Literary License and the West's Romance with Afghanistan analyzes the role literature and poetic sensibility played in colonial British and American writings on Afghanistan from the nineteenth through the twenty-first centuries. It also considers the role that literature and literariness, itself, have played in western discourses framing Afghanistan. The British Romantic Orientalists of the 19th century studied the region in-depth and were drawn to what they perceived as an alien space where they could remake themselves in print and in life. These writers and those who followed including scholars, civil servants, and wives or professional women were inspired by the region and sometimes crossed ethnic, national, and imaginative boundaries. This book explores the connections that were forged in print through fantastic and familiar assumptions regarding the region and its people.
Zubeda Jalalzai is professor of English at Rhode Island College in Providence.
Chapter 1: Scandals Old and New Alexander Gardner and Greg Mortenson
Chapter 2: Drawing Boundaries: Early East India Co. Writers
George Forster, Mountstuart Elphinstone, Alexander Burnes, and Arthur Conolly
Chapter 3: Oriental Tales: from Poems and Legends to the Novel
Charles Masson, James Abbott, Sir Mortimer Durand
Chapter 4: Hybridity, Frontier Marriages, and the New Woman: S. S. Thorburn, Maud Diver, Lillias Hamilton, and Morag Murray Abdullah
Chapter 5: The Romance of Return: Anti-Imperialist Nostalgia and Writings of the 9/11 Era Jason Elliot, Rory Stuart, Tamim Ansary, Saira Shah, Khaled Hosseini
Conclusion: Lessons Learned? New Fiction from Afghanistan, and how to write about Afghanistan
About the author
"This study is both broad and detailed, ranging from East India Company writings about Afghanistan to more recent works about Afghanistan, their controversies and their reception. A recommended read for anyone interested in the history of ideas about the country and the many conflicts that have been fought on Afghan soil."
“In this fascinating literary history, Zubeda Jalalzai surveys two centuries of Anglophone writing on Afghanistan that blurred the line between fact and fantasy. Revealing the seductive power of prose, she shows how even authors of Afghan origin were ultimately drawn into this romantic mythopoesis.”

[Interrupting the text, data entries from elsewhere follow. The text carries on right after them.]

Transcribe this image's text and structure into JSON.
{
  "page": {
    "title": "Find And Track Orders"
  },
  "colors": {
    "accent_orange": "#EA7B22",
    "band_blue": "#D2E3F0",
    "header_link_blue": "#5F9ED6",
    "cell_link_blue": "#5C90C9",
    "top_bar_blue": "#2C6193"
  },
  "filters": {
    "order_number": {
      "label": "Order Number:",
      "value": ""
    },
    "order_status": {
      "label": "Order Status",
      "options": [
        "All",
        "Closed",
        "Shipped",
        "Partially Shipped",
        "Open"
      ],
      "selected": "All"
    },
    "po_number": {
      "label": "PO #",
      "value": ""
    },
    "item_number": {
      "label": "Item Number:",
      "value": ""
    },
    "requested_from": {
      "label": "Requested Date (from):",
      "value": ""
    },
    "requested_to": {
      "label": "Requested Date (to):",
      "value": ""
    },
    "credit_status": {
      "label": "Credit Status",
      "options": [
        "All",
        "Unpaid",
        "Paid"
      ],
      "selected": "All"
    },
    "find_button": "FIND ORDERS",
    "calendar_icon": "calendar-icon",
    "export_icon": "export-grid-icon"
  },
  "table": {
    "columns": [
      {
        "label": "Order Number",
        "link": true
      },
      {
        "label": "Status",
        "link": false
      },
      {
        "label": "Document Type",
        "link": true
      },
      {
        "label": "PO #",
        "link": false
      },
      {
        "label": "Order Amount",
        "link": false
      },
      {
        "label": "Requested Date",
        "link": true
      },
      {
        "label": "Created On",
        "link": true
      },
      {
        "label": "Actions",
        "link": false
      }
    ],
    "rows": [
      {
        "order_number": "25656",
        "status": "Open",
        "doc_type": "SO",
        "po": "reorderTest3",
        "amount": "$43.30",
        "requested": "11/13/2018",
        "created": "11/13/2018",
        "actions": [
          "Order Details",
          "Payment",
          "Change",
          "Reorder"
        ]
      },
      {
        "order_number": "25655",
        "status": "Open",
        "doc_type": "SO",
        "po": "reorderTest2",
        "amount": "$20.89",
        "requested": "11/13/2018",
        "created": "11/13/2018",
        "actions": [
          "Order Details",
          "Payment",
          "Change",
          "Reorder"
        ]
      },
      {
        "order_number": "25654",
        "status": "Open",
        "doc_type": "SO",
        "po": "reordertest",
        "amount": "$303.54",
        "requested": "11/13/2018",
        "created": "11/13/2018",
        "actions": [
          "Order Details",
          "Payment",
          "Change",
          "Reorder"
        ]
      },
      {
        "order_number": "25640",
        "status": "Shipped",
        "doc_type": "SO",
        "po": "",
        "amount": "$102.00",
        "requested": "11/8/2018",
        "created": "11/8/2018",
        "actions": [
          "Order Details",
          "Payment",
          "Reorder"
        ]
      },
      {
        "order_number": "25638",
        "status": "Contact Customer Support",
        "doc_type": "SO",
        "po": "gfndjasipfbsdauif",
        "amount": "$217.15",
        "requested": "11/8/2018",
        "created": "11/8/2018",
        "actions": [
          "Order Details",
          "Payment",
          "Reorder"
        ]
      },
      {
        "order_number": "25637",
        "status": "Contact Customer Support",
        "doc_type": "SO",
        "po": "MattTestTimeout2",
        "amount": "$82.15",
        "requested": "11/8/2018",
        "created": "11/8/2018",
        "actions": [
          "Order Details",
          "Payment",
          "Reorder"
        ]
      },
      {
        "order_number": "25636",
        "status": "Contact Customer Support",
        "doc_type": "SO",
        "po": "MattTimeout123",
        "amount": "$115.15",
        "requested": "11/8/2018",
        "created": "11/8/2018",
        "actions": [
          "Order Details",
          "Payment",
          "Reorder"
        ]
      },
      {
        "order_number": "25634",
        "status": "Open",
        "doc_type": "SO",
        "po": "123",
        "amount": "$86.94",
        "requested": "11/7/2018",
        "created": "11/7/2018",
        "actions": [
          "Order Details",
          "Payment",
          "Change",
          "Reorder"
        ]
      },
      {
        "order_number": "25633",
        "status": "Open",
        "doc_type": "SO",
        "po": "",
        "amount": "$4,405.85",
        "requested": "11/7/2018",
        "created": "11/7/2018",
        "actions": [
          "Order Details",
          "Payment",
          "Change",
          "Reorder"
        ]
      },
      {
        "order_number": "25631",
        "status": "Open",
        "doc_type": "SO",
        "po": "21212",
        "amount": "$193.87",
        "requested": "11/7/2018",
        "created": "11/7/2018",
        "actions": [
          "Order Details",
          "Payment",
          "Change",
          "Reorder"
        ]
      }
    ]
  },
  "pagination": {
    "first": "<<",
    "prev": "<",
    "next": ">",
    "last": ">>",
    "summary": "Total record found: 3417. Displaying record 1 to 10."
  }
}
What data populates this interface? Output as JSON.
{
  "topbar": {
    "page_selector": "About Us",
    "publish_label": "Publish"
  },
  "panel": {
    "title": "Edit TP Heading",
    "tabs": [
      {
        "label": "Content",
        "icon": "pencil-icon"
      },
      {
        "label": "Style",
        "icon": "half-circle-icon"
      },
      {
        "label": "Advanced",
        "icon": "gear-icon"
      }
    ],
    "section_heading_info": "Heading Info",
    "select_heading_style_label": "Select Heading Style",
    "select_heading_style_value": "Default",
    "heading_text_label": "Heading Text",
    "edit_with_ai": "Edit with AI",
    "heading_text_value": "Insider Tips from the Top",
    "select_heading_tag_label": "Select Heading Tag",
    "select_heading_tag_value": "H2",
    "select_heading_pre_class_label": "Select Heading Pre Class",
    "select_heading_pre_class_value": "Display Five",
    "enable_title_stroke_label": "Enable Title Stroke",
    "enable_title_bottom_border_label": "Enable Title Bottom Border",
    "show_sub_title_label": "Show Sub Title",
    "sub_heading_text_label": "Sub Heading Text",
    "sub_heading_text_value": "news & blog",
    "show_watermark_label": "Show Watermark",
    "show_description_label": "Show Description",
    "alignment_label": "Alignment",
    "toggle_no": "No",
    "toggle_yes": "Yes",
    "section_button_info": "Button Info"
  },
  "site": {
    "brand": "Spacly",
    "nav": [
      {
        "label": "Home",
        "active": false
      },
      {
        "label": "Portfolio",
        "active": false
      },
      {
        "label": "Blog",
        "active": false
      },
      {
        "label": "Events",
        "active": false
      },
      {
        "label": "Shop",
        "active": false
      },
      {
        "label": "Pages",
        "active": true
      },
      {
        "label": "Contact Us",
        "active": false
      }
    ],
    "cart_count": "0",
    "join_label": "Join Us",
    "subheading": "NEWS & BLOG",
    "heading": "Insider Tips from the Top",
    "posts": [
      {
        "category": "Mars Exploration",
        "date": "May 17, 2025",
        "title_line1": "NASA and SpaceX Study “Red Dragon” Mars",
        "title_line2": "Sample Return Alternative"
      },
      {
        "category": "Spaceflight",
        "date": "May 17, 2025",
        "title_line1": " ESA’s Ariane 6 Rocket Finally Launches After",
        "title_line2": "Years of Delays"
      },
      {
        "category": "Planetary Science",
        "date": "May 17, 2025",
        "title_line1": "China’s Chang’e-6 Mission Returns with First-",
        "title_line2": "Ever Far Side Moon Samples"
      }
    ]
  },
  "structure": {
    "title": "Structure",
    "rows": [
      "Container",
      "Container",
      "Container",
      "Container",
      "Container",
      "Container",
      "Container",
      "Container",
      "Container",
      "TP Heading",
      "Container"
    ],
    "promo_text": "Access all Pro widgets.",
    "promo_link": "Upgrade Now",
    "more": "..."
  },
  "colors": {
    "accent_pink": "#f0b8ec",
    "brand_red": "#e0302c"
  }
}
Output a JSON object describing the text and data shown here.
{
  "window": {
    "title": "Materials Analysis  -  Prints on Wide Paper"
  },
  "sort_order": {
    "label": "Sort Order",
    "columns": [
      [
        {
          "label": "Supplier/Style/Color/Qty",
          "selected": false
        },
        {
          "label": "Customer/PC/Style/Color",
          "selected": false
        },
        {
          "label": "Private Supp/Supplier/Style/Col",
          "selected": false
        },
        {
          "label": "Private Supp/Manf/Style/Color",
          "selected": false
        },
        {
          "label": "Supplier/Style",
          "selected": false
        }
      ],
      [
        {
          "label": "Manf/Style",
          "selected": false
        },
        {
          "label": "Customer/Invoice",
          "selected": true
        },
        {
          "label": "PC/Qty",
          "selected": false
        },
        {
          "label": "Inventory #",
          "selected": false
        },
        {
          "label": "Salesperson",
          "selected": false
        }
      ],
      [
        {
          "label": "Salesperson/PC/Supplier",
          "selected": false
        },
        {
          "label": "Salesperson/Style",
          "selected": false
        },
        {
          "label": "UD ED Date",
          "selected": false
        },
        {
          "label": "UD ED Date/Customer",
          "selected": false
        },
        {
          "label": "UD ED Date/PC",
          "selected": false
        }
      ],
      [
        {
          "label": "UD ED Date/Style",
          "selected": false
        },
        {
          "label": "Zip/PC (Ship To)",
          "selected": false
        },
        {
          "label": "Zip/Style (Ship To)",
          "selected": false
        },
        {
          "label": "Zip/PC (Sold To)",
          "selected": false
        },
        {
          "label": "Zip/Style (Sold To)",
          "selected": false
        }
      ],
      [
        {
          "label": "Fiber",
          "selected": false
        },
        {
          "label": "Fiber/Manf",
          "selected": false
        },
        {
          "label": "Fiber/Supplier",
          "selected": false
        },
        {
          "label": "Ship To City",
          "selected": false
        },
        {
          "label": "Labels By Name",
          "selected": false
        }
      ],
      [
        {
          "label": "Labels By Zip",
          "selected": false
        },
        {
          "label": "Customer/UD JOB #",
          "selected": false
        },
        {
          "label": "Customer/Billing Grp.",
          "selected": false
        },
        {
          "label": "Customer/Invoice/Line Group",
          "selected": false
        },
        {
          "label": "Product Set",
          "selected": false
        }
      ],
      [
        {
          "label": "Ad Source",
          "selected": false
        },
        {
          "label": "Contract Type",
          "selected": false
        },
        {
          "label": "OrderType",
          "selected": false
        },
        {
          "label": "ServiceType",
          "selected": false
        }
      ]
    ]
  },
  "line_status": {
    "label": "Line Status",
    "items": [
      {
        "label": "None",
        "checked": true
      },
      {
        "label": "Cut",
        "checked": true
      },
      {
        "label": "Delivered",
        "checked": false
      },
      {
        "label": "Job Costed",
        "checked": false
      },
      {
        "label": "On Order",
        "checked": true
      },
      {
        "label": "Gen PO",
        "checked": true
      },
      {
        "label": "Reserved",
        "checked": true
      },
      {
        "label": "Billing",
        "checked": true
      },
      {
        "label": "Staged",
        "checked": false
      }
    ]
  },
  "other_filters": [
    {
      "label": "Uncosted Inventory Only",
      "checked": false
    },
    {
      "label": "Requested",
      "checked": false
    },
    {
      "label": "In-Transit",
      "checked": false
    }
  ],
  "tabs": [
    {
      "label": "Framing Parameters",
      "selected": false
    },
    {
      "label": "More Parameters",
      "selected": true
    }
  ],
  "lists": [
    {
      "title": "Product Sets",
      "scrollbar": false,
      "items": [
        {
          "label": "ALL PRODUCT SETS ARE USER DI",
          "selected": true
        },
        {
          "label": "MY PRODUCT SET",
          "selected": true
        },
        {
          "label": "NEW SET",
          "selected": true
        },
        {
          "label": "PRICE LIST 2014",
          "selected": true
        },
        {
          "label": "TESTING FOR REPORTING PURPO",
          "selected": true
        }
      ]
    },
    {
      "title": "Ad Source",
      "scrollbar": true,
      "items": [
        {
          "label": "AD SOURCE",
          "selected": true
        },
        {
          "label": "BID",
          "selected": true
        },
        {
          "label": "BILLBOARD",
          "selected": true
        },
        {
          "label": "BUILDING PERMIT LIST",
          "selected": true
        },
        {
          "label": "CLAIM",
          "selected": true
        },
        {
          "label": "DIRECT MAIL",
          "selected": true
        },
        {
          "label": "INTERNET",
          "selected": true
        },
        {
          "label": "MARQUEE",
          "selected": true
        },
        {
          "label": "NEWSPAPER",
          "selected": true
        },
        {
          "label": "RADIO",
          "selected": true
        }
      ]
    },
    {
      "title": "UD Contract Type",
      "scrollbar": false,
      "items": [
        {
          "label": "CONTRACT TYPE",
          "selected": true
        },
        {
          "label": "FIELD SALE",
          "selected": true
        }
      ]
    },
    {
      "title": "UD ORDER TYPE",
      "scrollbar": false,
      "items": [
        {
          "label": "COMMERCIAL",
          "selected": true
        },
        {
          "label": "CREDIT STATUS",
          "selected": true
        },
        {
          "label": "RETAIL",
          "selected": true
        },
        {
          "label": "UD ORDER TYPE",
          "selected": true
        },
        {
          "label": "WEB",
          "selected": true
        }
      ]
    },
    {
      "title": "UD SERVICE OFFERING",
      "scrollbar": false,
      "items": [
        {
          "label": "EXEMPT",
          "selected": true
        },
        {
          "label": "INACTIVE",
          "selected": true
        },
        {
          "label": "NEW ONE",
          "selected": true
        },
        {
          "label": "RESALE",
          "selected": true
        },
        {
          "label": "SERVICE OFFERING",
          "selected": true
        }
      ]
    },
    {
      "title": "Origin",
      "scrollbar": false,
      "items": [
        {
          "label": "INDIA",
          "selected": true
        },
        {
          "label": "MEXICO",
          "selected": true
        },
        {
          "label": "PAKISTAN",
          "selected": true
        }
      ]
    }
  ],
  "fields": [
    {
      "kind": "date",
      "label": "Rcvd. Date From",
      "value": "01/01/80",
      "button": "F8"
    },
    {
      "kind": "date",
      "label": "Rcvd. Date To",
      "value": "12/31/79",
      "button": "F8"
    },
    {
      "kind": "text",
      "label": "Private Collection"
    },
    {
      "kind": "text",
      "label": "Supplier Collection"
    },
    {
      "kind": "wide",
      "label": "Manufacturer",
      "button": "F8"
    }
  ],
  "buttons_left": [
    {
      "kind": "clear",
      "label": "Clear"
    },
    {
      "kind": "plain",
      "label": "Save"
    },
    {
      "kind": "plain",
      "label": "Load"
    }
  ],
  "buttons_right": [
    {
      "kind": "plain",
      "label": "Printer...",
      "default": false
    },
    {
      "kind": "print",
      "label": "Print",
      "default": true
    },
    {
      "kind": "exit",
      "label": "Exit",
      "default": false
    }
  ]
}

"Zubeda Jalalzai gives us a chronological look at depictions of Afghanistan by writers from the West (including Afghan emigrants such as myself). In the process, she teases out the many strands of agenda, intention, convention, context and perspective—political, personal, literary, social, historical and cultural—that shape and color these writers’ depictions of Afghanistan. How the imagined Afghanistan developed by Western writers relates to the actuality of Afghanistan as a whole remains a question, but that answer lies outside the scope of Jalalzai’s work and perhaps anyone's. What she’s given us does sharpen at least this reader's appetite to go on seeking that answer, even as it suggests the futility such a search must finally entail, given the subtleties, nuances, and complexity of the noumenon that is Afghanistan."